Before long Archie rejoined me. He too had been parted from his board. Being a stronger swimmer, though, he had got hold of it rather more quickly. He made one or two more trials, and succeeded in getting one good run. By that time we were bruised, scratched and completely exhausted. We returned our surf-boards, crawled up the beach, went up to our rooms, and fell exhausted on our beds. We slept for about four hours, but were still exhausted when we awoke. I said doubtfully to Archie: ‘I suppose there is a great deal of pleasure in surfing?’
The second time I took the water, a catastrophe occurred. My handsome silk bathing dress, covering me from shoulder to ankle was more or less torn from me by the force of the waves. Almost nude, I made for my beach wrap. I had immediately to visit the hotel shop and provide myself with a wonderful, skimpy, emerald green wool bathing dress, which was the joy of my life, and in which I thought I looked remarkably well. Archie thought I did too.
Previous entry on the autobiography is here - the book is highly recommended to anyone with an interest in Christie, or just in upper middle class life in the UK during the 20th century.
observations: It’s not just bathing suits – Christie has a big interest in clothes. She describes many of them in the book, and also describes how her mother and grandmothers were always buying lengths of material and decorations and stashing them away. When Christie’s mother died, she had to clear a house which was by now full of the belongings from two generations of the family, including trunks full of fabric, and this difficult task contributed to her meltdown, and the breakdown of her marriage, at this time.
Her parents’ background was rather odd – her mother had married her aunt’s stepson, the aunt being her own adoptive mother - so there was a very limited number of close relatives.

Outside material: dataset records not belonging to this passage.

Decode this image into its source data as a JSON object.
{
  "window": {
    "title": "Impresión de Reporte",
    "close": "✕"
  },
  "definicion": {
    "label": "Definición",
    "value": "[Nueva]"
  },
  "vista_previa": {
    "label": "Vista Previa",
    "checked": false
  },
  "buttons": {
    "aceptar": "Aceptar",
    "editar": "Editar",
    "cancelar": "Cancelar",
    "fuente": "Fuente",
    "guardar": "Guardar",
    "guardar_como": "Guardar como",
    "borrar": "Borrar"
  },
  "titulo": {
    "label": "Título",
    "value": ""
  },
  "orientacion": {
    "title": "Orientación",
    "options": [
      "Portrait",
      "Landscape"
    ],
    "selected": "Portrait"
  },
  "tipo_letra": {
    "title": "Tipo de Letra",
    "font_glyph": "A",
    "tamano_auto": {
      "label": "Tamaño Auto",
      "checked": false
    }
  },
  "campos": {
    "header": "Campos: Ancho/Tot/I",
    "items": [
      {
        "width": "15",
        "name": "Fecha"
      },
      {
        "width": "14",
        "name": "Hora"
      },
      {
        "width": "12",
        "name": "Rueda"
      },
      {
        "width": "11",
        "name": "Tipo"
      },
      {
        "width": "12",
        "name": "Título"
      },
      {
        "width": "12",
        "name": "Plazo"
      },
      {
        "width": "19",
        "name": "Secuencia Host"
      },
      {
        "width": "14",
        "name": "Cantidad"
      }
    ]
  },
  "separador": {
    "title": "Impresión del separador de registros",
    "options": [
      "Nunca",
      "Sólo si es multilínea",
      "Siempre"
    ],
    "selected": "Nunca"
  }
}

Christie is so sensible and interesting, and has such a knowledge of human life and relations, such a metaphorical twinkle in her eye. It comes as a shock when every so often she goes in for old-people’s-grump – no-one knows how to flirt anymore (really?), no-one is pretty anymore, no-one believes in good anymore.
Her relationship with her daughter seems awkward – but the mind also boggles at the happy young couple's going away for nine months without Rosalind, a toddler at the time. This is the round-the-world trip above, that features in both the autobiography and The Man in the Brown Suit (blogpost to come).
She buys and sells and rents property all the time. In her early married days there is no feeling that buying somewhere might be better than renting – she pulls out of a house purchase when a nicer rental flat comes up – but later on that all changes. At one point she owns 8 houses. The most beautiful is Greenway, the big white house on the River Dart in Devon. She said it was the most beautiful place in the world, and she may be right.
|The boathouse on the Dart at Greenway|
After her first marriage to Archie broke down she married archaeologist Max Mallowan: this seems to have been a very happy relationship. (Though there’s an intriguing moment in Sunday’s book, Death in the Clouds: a random anecdote about an Englishman who leaves a sick wife behind, abroad, because he has to go to work. This is something that had happened to Agatha and Max a few years previously…)
There are Agatha Christie entries all over the blog…. Click on the label below.
All the photographs of Agatha Christie, above and in previous entry, are used with the kind permission of the Christie Archive Trust. There is a small but wonderful exhibition of her personal photos which has now left London and moved, appropriately enough, to Torquay.